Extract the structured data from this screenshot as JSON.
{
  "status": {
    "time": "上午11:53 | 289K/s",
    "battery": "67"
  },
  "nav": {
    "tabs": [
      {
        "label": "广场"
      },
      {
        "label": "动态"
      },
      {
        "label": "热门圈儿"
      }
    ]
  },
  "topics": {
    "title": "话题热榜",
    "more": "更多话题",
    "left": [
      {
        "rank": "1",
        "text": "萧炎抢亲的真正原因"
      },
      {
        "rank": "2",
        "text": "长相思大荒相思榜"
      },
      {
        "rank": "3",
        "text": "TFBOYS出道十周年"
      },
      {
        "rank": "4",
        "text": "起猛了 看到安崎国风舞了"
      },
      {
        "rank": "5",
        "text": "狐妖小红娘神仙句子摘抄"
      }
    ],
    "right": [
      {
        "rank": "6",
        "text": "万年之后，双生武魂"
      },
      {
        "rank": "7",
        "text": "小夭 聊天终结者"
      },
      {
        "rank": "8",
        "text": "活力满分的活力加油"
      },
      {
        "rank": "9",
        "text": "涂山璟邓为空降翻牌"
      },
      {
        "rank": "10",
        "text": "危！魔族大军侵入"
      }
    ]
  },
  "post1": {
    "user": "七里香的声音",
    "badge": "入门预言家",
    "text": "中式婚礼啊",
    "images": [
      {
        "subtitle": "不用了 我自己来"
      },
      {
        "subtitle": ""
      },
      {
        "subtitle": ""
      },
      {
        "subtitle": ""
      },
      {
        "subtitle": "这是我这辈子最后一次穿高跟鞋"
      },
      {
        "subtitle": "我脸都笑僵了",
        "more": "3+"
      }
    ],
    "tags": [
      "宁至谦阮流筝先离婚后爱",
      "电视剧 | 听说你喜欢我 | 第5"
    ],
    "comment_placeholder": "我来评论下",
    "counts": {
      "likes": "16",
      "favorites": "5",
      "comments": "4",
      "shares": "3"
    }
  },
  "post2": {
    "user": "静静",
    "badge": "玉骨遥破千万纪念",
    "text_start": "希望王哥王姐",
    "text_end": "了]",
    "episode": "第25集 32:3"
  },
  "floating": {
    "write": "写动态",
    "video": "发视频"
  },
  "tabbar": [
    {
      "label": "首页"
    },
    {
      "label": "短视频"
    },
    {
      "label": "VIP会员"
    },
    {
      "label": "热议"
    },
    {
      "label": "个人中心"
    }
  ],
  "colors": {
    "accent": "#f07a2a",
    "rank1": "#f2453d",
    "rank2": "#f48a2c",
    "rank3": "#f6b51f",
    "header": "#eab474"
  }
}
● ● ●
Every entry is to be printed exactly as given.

Extract the structured data from this screenshot as JSON.
{
  "status": {
    "time": "上午11:53 | 289K/s",
    "battery": "67"
  },
  "nav": {
    "tabs": [
      {
        "label": "广场"
      },
      {
        "label": "动态"
      },
      {
        "label": "热门圈儿"
      }
    ]
  },
  "topics": {
    "title": "话题热榜",
    "more": "更多话题",
    "left": [
      {
        "rank": "1",
        "text": "萧炎抢亲的真正原因"
      },
      {
        "rank": "2",
        "text": "长相思大荒相思榜"
      },
      {
        "rank": "3",
        "text": "TFBOYS出道十周年"
      },
      {
        "rank": "4",
        "text": "起猛了 看到安崎国风舞了"
      },
      {
        "rank": "5",
        "text": "狐妖小红娘神仙句子摘抄"
      }
    ],
    "right": [
      {
        "rank": "6",
        "text": "万年之后，双生武魂"
      },
      {
        "rank": "7",
        "text": "小夭 聊天终结者"
      },
      {
        "rank": "8",
        "text": "活力满分的活力加油"
      },
      {
        "rank": "9",
        "text": "涂山璟邓为空降翻牌"
      },
      {
        "rank": "10",
        "text": "危！魔族大军侵入"
      }
    ]
  },
  "post1": {
    "user": "七里香的声音",
    "badge": "入门预言家",
    "text": "中式婚礼啊",
    "images": [
      {
        "subtitle": "不用了 我自己来"
      },
      {
        "subtitle": ""
      },
      {
        "subtitle": ""
      },
      {
        "subtitle": ""
      },
      {
        "subtitle": "这是我这辈子最后一次穿高跟鞋"
      },
      {
        "subtitle": "我脸都笑僵了",
        "more": "3+"
      }
    ],
    "tags": [
      "宁至谦阮流筝先离婚后爱",
      "电视剧 | 听说你喜欢我 | 第5"
    ],
    "comment_placeholder": "我来评论下",
    "counts": {
      "likes": "16",
      "favorites": "5",
      "comments": "4",
      "shares": "3"
    }
  },
  "post2": {
    "user": "静静",
    "badge": "玉骨遥破千万纪念",
    "text_start": "希望王哥王姐",
    "text_end": "了]",
    "episode": "第25集 32:3"
  },
  "floating": {
    "write": "写动态",
    "video": "发视频"
  },
  "tabbar": [
    {
      "label": "首页"
    },
    {
      "label": "短视频"
    },
    {
      "label": "VIP会员"
    },
    {
      "label": "热议"
    },
    {
      "label": "个人中心"
    }
  ],
  "colors": {
    "accent": "#f07a2a",
    "rank1": "#f2453d",
    "rank2": "#f48a2c",
    "rank3": "#f6b51f",
    "header": "#eab474"
  }
}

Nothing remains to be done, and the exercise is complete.